Such a proposition would seem to punch a major hole in America’s democratic bona fides. Can these academics back it up?
Gilens and Page based their findings on a study of 1,779 policy issues—dating from 1981 to 2002—for which polling data existed that was broken down by income level for respondents. Researchers looked for issues with clear yes/no answers and specific issues pertaining to the federal government policy. (They also looked for questions that were phrased categorically, rather than conditionally.)
They then assessed responses by income level, using the answers for those in the 90th income percentile as a proxy for opinion among the affluent. These guys aren’t necessarily super rich, by the way. The 90th percentile corresponded to an income level of about $146,000 in average household income. But the writers argue that the difference between the opinions of the average citizen and the super rich are likely to look like a more extreme version of the difference between the average citizen and the merely affluent.

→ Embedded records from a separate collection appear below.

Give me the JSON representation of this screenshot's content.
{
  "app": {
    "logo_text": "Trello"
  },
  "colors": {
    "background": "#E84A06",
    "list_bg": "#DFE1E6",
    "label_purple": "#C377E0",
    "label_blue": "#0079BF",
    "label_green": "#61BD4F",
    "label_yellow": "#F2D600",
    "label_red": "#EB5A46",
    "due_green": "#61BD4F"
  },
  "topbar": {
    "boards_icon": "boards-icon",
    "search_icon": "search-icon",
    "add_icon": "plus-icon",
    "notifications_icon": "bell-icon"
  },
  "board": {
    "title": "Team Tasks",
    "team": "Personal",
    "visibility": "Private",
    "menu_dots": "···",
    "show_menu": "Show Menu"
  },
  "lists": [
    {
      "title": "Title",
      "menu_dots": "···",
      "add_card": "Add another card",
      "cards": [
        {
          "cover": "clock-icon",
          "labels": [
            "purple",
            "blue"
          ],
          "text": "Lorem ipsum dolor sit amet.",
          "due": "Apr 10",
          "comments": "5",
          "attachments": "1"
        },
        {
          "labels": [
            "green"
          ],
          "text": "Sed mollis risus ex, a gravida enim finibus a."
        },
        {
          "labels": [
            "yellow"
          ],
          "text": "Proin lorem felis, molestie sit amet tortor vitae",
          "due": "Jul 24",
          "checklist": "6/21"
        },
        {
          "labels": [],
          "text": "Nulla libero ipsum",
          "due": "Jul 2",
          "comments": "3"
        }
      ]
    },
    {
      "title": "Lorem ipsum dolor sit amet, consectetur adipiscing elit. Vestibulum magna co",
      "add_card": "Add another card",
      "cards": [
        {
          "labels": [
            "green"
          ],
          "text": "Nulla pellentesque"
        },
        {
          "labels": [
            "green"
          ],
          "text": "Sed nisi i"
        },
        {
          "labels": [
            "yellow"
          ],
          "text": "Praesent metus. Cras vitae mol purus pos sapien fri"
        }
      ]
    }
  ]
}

As a proxy for opinion among business elites, researchers looked at Fortune’s Power 25 lists. They also added groups from 10 key industries that reported the highest lobbying expenditures. Then they started searching through the public record—newspapers, press releases, Congressional Quarterly articles—to find out where these groups stood on the policy questions for which they had polling data. They coded the business groups’ position as “strongly favorable,” “somewhat favorable,” “somewhat unfavorable,” or “strongly unfavorable” to the change. And then they created a kind of index based on the responses… Read more from Quartz.